Rated 5 out of 5 by from Great start to the series This is a great start to a new fantasy series. P.C. and Kristin Cast have been huge fantasy writers for years, but I haven’t read one of their books before. I loved this one! It was very detailed and fast paced. It was never a dull moment while reading this story! There were lots of characters that were introduced throughout the story. There are the two main characters, Foster and Tate, who have special powers that control the air. There are also Foster’s adoptive siblings, Mark, Matthew, Luke, and Eve. Later in the story, two more main characters are introduced, named Charlotte and Bastien. There were loads of other important characters as well. I felt like there were so many characters, that we were barely introduced to some of them. I’m not sure how long this series is going to be, but this seemed like a brief introduction, even though it was a full book. The ending was really a huge climax in the story! I can’t wait to see what happens in the next book! I received a copy of this book from the publisher via NetGalley in exchange for an honest review.
Date published: 2019-02-25

Editorial Reviews
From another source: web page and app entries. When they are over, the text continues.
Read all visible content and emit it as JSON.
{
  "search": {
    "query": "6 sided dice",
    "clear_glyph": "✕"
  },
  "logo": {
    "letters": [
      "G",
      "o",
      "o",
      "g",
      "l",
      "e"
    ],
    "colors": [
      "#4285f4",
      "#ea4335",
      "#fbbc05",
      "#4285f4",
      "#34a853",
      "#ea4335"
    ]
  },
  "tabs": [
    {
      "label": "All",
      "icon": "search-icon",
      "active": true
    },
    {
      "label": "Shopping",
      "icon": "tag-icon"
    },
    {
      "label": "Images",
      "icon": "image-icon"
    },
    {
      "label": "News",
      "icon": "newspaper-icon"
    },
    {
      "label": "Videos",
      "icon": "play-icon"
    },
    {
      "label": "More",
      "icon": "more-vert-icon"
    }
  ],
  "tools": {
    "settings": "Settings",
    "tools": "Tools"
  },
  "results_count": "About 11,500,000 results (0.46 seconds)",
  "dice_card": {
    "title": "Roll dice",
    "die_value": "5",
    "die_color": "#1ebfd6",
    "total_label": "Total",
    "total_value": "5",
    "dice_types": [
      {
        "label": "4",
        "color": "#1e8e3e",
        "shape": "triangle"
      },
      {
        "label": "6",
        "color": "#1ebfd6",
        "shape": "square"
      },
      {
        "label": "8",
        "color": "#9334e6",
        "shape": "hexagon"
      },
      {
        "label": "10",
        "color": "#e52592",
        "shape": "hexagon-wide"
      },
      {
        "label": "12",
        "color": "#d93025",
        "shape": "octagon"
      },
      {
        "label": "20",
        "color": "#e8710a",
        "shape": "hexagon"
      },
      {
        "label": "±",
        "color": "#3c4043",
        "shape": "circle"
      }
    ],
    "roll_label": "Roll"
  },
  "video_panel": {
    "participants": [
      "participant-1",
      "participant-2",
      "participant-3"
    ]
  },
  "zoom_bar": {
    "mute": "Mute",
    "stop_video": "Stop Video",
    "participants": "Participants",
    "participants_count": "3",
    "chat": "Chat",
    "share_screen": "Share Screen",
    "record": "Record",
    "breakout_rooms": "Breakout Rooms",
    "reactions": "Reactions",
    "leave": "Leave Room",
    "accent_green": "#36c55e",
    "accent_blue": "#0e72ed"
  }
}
"The mother-and-daughter authors (the House of Night series) have successfully created a fast-paced series opener." - Publisher's Weekly"This sci-fi romance offers a diverse cast and an action-packed plot; a great choice for both new adult and young adult readers. An engaging read." - School Library Journal"The mother-daughter writing team has a built-in audience from their phenomenally popular House of Night books; a must-buy for genre fans." - Booklist"I would recommend this to fans of science fiction, stormy weather, elements, superheroes, and unique plots." - Young Adult Book Central PRAISE FOR THE HOUSE OF NIGHT SERIES:"Twilight meets Harry Potter." -MTV.com on The House of Night series"Both intense and thoroughly entertaining. . . . this outing will not disappoint House of Night fans." -Kirkus Reviews on Destined"This amazing writing pair once again weaves together a world where rising darkness threatens and brave teens risk everything." -RT Book Reviews (4 ½ stars) on Destined"The saga of the House of Night series continues to smolder in Burned . . . fast paced and packed with mystery, suspense, and romance, this book is a hard one to put down." -Voya